EXERCISE DESCRIPTION: Restate the entries word for word and skip every image.

PROVIDED RECORDS Block Start

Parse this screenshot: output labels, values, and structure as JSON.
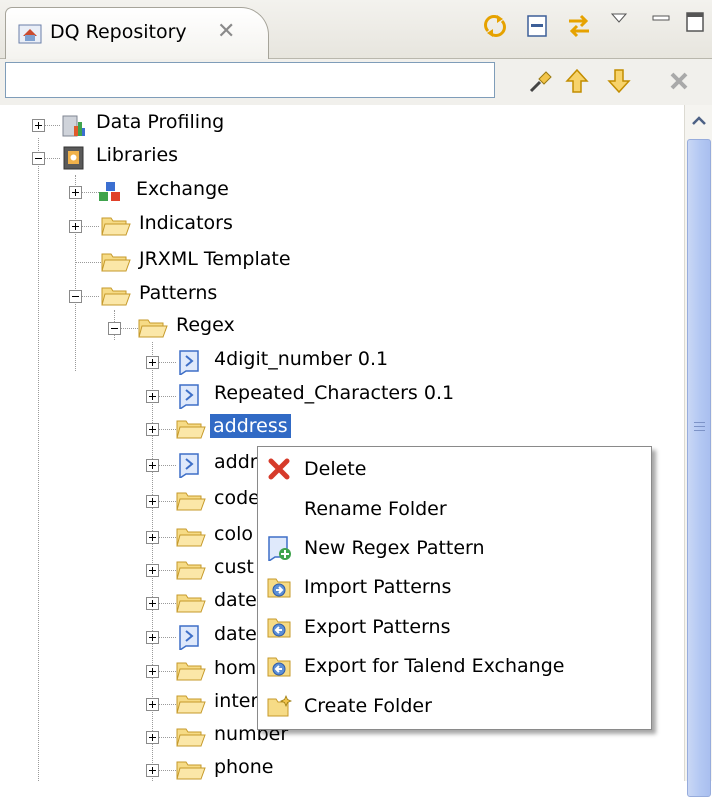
{
  "view": {
    "title": "DQ Repository",
    "close_glyph": "✕"
  },
  "toolbar": [
    "sync-icon",
    "collapse-all-icon",
    "link-editor-icon",
    "view-menu-icon",
    "minimize-icon",
    "maximize-icon"
  ],
  "filter": {
    "value": "",
    "placeholder": "",
    "buttons": [
      "pin-icon",
      "up-arrow-icon",
      "down-arrow-icon",
      "clear-icon"
    ]
  },
  "tree": [
    {
      "label": "Data Profiling",
      "icon": "data-profiling-icon"
    },
    {
      "label": "Libraries",
      "icon": "libraries-icon"
    },
    {
      "label": "Exchange",
      "icon": "exchange-icon"
    },
    {
      "label": "Indicators",
      "icon": "folder-icon"
    },
    {
      "label": "JRXML Template",
      "icon": "folder-icon"
    },
    {
      "label": "Patterns",
      "icon": "folder-icon"
    },
    {
      "label": "Regex",
      "icon": "folder-icon"
    },
    {
      "label": "4digit_number 0.1",
      "icon": "pattern-icon"
    },
    {
      "label": "Repeated_Characters 0.1",
      "icon": "pattern-icon"
    },
    {
      "label": "address",
      "icon": "folder-icon"
    },
    {
      "label": "addr",
      "icon": "pattern-icon"
    },
    {
      "label": "code",
      "icon": "folder-icon"
    },
    {
      "label": "colo",
      "icon": "folder-icon"
    },
    {
      "label": "cust",
      "icon": "folder-icon"
    },
    {
      "label": "date",
      "icon": "folder-icon"
    },
    {
      "label": "date",
      "icon": "pattern-icon"
    },
    {
      "label": "hom",
      "icon": "folder-icon"
    },
    {
      "label": "inter",
      "icon": "folder-icon"
    },
    {
      "label": "number",
      "icon": "folder-icon"
    },
    {
      "label": "phone",
      "icon": "folder-icon"
    }
  ],
  "context_menu": [
    {
      "label": "Delete",
      "icon": "delete-icon"
    },
    {
      "label": "Rename Folder",
      "icon": ""
    },
    {
      "label": "New Regex Pattern",
      "icon": "new-regex-pattern-icon"
    },
    {
      "label": "Import Patterns",
      "icon": "import-patterns-icon"
    },
    {
      "label": "Export Patterns",
      "icon": "export-patterns-icon"
    },
    {
      "label": "Export for Talend Exchange",
      "icon": "export-exchange-icon"
    },
    {
      "label": "Create Folder",
      "icon": "create-folder-icon"
    }
  ],
  "colors": {
    "selection": "#316ac5",
    "folder": "#f2c65a",
    "delete": "#d63a2a",
    "toolbar_accent": "#e6a200"
  }
}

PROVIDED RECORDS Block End

WRITTEN SOLUTION:
Parse this screenshot: output labels, values, and structure as JSON.
{
  "view": {
    "title": "DQ Repository",
    "close_glyph": "✕"
  },
  "toolbar": [
    "sync-icon",
    "collapse-all-icon",
    "link-editor-icon",
    "view-menu-icon",
    "minimize-icon",
    "maximize-icon"
  ],
  "filter": {
    "value": "",
    "placeholder": "",
    "buttons": [
      "pin-icon",
      "up-arrow-icon",
      "down-arrow-icon",
      "clear-icon"
    ]
  },
  "tree": [
    {
      "label": "Data Profiling",
      "icon": "data-profiling-icon"
    },
    {
      "label": "Libraries",
      "icon": "libraries-icon"
    },
    {
      "label": "Exchange",
      "icon": "exchange-icon"
    },
    {
      "label": "Indicators",
      "icon": "folder-icon"
    },
    {
      "label": "JRXML Template",
      "icon": "folder-icon"
    },
    {
      "label": "Patterns",
      "icon": "folder-icon"
    },
    {
      "label": "Regex",
      "icon": "folder-icon"
    },
    {
      "label": "4digit_number 0.1",
      "icon": "pattern-icon"
    },
    {
      "label": "Repeated_Characters 0.1",
      "icon": "pattern-icon"
    },
    {
      "label": "address",
      "icon": "folder-icon"
    },
    {
      "label": "addr",
      "icon": "pattern-icon"
    },
    {
      "label": "code",
      "icon": "folder-icon"
    },
    {
      "label": "colo",
      "icon": "folder-icon"
    },
    {
      "label": "cust",
      "icon": "folder-icon"
    },
    {
      "label": "date",
      "icon": "folder-icon"
    },
    {
      "label": "date",
      "icon": "pattern-icon"
    },
    {
      "label": "hom",
      "icon": "folder-icon"
    },
    {
      "label": "inter",
      "icon": "folder-icon"
    },
    {
      "label": "number",
      "icon": "folder-icon"
    },
    {
      "label": "phone",
      "icon": "folder-icon"
    }
  ],
  "context_menu": [
    {
      "label": "Delete",
      "icon": "delete-icon"
    },
    {
      "label": "Rename Folder",
      "icon": ""
    },
    {
      "label": "New Regex Pattern",
      "icon": "new-regex-pattern-icon"
    },
    {
      "label": "Import Patterns",
      "icon": "import-patterns-icon"
    },
    {
      "label": "Export Patterns",
      "icon": "export-patterns-icon"
    },
    {
      "label": "Export for Talend Exchange",
      "icon": "export-exchange-icon"
    },
    {
      "label": "Create Folder",
      "icon": "create-folder-icon"
    }
  ],
  "colors": {
    "selection": "#316ac5",
    "folder": "#f2c65a",
    "delete": "#d63a2a",
    "toolbar_accent": "#e6a200"
  }
}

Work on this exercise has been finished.